The specific project we undertook with the support of the UON postgraduate students, Soni and Victor, focused on creating a database of property construction types across all the wards in the city of Nottingham boundary. The aim was to be able to identify by area and street properties that would require a solid wall insulation solution (internal and external) to improve their thermal performance. We also hoped to be able to identify conservation areas and main heating sources (i.e. gas / electric / solid fuel). All of this information was to be collated into a mapping process to assist in the further adoption of low carbon technologies. Opportunities for supply chain development through the identification of technical solutions for specific housing typologies would also be recorded.
Since our project was not time sensitive I was happy to work around the postgraduate students’ academic schedules and I purposely set Soni and Victor a looser brief to allow scope for them to add value according to their own independent skills and insights. This worked well because as postgraduate researchers they were used to working in a self-sufficient and flexible manner.

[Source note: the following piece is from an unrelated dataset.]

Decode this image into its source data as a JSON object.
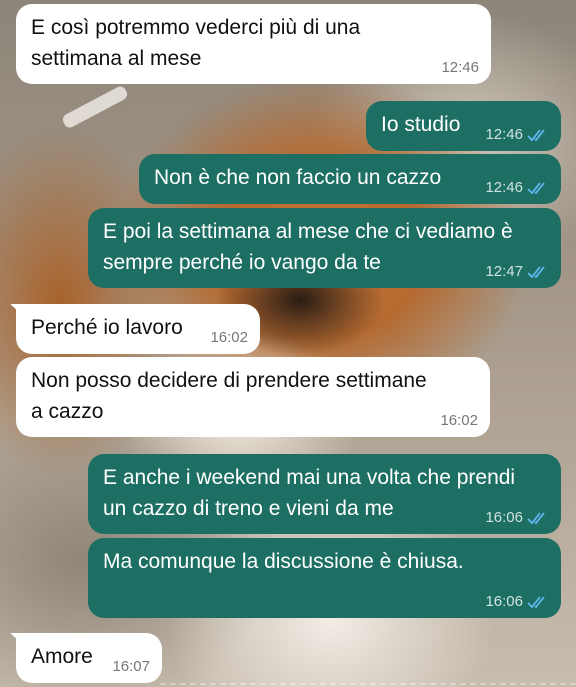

With such a good project-team in place we worked quicker than expected and over-delivered against the project requirements, mapping the data from 14 district areas instead of the 2 originally envisaged. We have already used these outcomes of this work to help local Councils target people in fuel poverty and in need of improved insulation. So the tools are live and being used – not on a shelf gathering dust.
I think the success of the project was rooted in a combination of the good candidates, recruited through Postgraduate Placements Nottingham (PPN), and the room we gave them to add value and flexibility of approach to outputs as opposed to strict working hours.
This placement was joint-funded by PPN and the Energy for Business project. Energy for Business can support SMEs who are energy innovators and those who want to become more energy efficient by forging links between businesses and world-class academics, researchers and graduate talent in the energy field at the University of Nottingham. Delivered by the Energy Innovation and Collaboration team and funded by the European Regional Development Fund (ERDF), this low-carbon project offers product innovation, business support and capital funding to SMEs in the Derbyshire and Nottinghamshire regions.